Metatarsus Adductus – Pigeon Toe

Metatarsus Adductus – Pigeon Toe

Pigeon Toe (Metatarsus Adductus)

Category: Podiatry Wentworth Falls

Pigeon Toe (Metatarsus Adductus) is a common deformity of the foot generally noticed at birth, though subtle deformity can be overlooked and not picked up till later. It presents with the front part of the foot positioned inward in comparison with the rear of the foot, giving the foot a ‘kidney-shaped’ appearance. The rearfoot and ankle are usually in a normal position. The inside border of the foot appears concave with an exaggerated arch and there is often a wider space between the first and second toes. Metatarsus adductus that is undiagnosed at birth can become more apparent later in life as an in-toed gait.

What causes Metatarsus Adductus?

A single cause remains unclear, but genetic and environmental factors have been suggested. These factors include:

  • Muscle imbalance and soft tissue contractions
  • Family history of metatarsus adductus
  • Position of baby in uterus
  • Sleeping position of baby
  • Stunted development of foot in utero (8-9wks)
  • Abnormal muscle insertions in the foot
  • Has been linked with developmental dysplasia of the hip (DDH)

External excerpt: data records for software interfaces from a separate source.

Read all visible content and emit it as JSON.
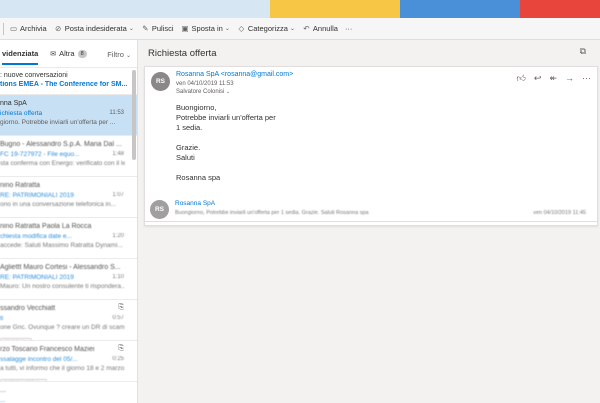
{
  "toolbar": {
    "archive": "Archivia",
    "junk": "Posta indesiderata",
    "sweep": "Pulisci",
    "move": "Sposta in",
    "categorize": "Categorizza",
    "undo": "Annulla",
    "more": "···"
  },
  "list": {
    "tab_focused": "videnziata",
    "tab_other": "Altra",
    "other_count": "8",
    "filter": "Filtro",
    "new_conversations": "nuove conversazioni",
    "emea": "tions EMEA - The Conference for SM...",
    "messages": [
      {
        "sender": "nna SpA",
        "subject": "ichiesta offerta",
        "preview": "giorno. Potrebbe inviarli un'offerta per ...",
        "time": "11:53",
        "selected": true
      },
      {
        "sender": "Bugno - Alessandro S.p.A. Maria Dal ...",
        "subject": "FC 19-727972 - File equo...",
        "preview": "sta conferma con Energo: verificato con il legs...",
        "time": "1:48"
      },
      {
        "sender": "nino Ratratta",
        "subject": "RE: PATRIMONIALI 2019",
        "preview": "ono in una conversazione telefonica in...",
        "time": "1:07"
      },
      {
        "sender": "nino Ratratta  Paola La Rocca",
        "subject": "chiesta modifica date e...",
        "preview": "accede: Saluti Massimo Ratratta Dynami...",
        "time": "1:20"
      },
      {
        "sender": "Agliettt Mauro Cortesi - Alessandro S...",
        "subject": "RE: PATRIMONIALI 2019",
        "preview": "Mauro: Un nostro consulente ti rispondera...",
        "time": "1:10"
      },
      {
        "sender": "ssandro Vecchiatt",
        "subject": "ti",
        "preview": "one Gnc. Ovunque ? creare un DR di scambio...",
        "time": "0:57",
        "chip": "MAOC N..."
      },
      {
        "sender": "rzo Toscano  Francesco Maziei",
        "subject": "ssalagge incontro del 05/...",
        "preview": "a tutti, vi informo che il giorno 18 e 2 marzo...",
        "time": "0:25",
        "chip": "CODICA APO 1..."
      },
      {
        "sender": "...",
        "subject": "...",
        "preview": "...",
        "time": ""
      }
    ]
  },
  "reading": {
    "subject": "Richiesta offerta",
    "avatar_initials": "RS",
    "from": "Rosanna SpA <rosanna@gmail.com>",
    "date": "ven 04/10/2019 11:53",
    "to": "Salvatore Colonisi",
    "body": [
      "Buongiorno,",
      "Potrebbe inviarli un'offerta per",
      "1 sedia.",
      "Grazie.",
      "Saluti",
      "Rosanna spa"
    ],
    "second": {
      "avatar_initials": "RS",
      "from": "Rosanna SpA",
      "preview": "Buongiorno, Potrebbe inviarli un'offerta per 1 sedia. Grazie. Saluti Rosanna spa",
      "date": "ven 04/10/2019 11:45"
    }
  },
  "colors": {
    "accent": "#0078d4",
    "selected": "#c7e0f4"
  }
}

The incidence is approximately one in 1000 births. It affects boys and girls equally and there is some evidence that first born children are at a greater risk.

Treatment options

Chosen treatment options for metatarsus adductus will depend on several factors including the age of the child, severity, rigidity, compliance and expectation levels. Metatarsus adductus responds best to early conservative treatment and may resolve spontaneously without treatment in some children.

It is particularly crucial that treatment begins prior to the child commencing walking (ie before 12 months of age). Treatment options may include:

  • Manipulation and stretching
  • Padded shoes
  • Changing sleeping position of child
  • Serial casting
  • Splints and braces
  • Surgical correction
  • Or a combination of the above treatments

The most well acknowledged treatment prior to 12 months of age is the use of plaster casts, changed periodically over a 1-3 month period to correct the deformity. Usually if treatment is left until after weight-bearing commences the likelihood of success drops considerably.

Fight Fatigue with Physical Activity

A little workout goes a long way when it comes to boosting your energy. A 2008 study from the University of Georgia revealed that after only 20 minutes of low-intensity exercise on a stationary bike (comparable to a leisurely walk), participants who had initially reported persistent tiredness had 65 per cent lower fatigue scores.


Trapezius Stretch

In a sitting position, slowly and with ease, draw your right ear towards your right shoulder. You may place your right hand over your head and let it rest on your left cheekbone for slightly more pressure. Hold for 20-30 seconds. Repeat on other side. Perform 3-4x throughout the day.